Portrait of an Aging Artist
Tricky is not a new name in the music world. After some early work with Massive Attack in his formative years, Tricky released his solo debut almost 20 years ago. He’s viewed as one of the earliest progenitors of trip-hop in the UK and is widely respected as a musician and producer. False Idols is Tricky’s tenth studio album, an effort that he believes has surpassed his critically acclaimed debut. So would it be considered blasphemous to say that False Idols is boring? If so, sorry, but it’s pretty boring.

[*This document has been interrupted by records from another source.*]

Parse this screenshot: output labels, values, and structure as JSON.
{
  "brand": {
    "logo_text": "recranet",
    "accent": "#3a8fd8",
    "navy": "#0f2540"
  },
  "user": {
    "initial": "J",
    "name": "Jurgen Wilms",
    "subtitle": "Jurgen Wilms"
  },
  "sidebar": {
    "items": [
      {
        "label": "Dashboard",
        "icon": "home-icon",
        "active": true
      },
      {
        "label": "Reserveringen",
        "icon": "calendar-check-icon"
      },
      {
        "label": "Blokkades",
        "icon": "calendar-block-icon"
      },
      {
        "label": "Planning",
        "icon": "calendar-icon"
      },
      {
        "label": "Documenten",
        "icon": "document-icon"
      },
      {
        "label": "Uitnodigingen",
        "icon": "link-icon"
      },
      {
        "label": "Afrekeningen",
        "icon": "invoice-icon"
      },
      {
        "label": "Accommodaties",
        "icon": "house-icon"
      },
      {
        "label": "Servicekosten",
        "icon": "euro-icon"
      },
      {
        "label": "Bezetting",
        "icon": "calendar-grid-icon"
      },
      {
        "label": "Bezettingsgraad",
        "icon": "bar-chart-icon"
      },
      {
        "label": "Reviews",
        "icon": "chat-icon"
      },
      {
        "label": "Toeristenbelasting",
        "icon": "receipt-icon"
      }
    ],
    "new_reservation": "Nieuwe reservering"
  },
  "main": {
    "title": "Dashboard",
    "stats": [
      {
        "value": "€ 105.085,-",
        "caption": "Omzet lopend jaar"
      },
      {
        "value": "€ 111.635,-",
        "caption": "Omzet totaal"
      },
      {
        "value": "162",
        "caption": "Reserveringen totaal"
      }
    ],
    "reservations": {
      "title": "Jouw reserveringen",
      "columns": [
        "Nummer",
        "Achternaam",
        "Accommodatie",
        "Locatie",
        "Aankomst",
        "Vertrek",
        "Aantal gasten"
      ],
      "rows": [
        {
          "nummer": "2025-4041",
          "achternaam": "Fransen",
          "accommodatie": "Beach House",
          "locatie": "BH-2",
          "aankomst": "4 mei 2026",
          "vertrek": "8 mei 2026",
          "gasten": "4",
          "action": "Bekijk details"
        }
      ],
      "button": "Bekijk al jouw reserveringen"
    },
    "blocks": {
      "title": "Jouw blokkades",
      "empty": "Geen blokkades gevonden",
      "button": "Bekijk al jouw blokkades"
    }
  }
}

“Somebody’s Sins” opens the album on a note that’s off-putting, to say the least. Here, Tricky borrows the opening words of Patti Smith’s classic album, Horses: “Jesus died for somebody’s sins, but not mine.” It’s a great piece of lyrical wit, but it was even greater when it was original poetry. While it’s obvious that sampling has long been an important part of hip-hop and all its sub-genres, this instance seems to be just the kind of blasphemy that should be avoided when writing about what should be another classic album.
Creative beats and deep bass drive the whole album from start to finish, fleshed out by a variety of instrumental accompanying lines. From electric guitars to moody synthesizers to organic flutes, there’s plenty of sonic variety to be heard. These tracks set the stage for Tricky and his guest vocalists to sing or rap them into a kind of trance/R&B hybrid. It’s easy to appreciate, but difficult to really enjoy.
False Idols has its moments, like any album. “Bonnie & Clyde” is probably the strongest track of the bunch, a pretty soulful crime ballad built on solid break-beats and a catchy guitar hook. The rest of the album, sadly, is a little flat. Tricky and his grooves are smooth enough, but the album fails to really go anywhere. It’s hard to imagine anyone but a die-hard Tricky fan or a complete novice to trip-hop coming back for a second listen.This is an album that might have been great had it been made in a different time, but today it lacks something. It sounds like Tricky is too involved with his own aesthetic to see that his record suffers from a fatal lack of passion.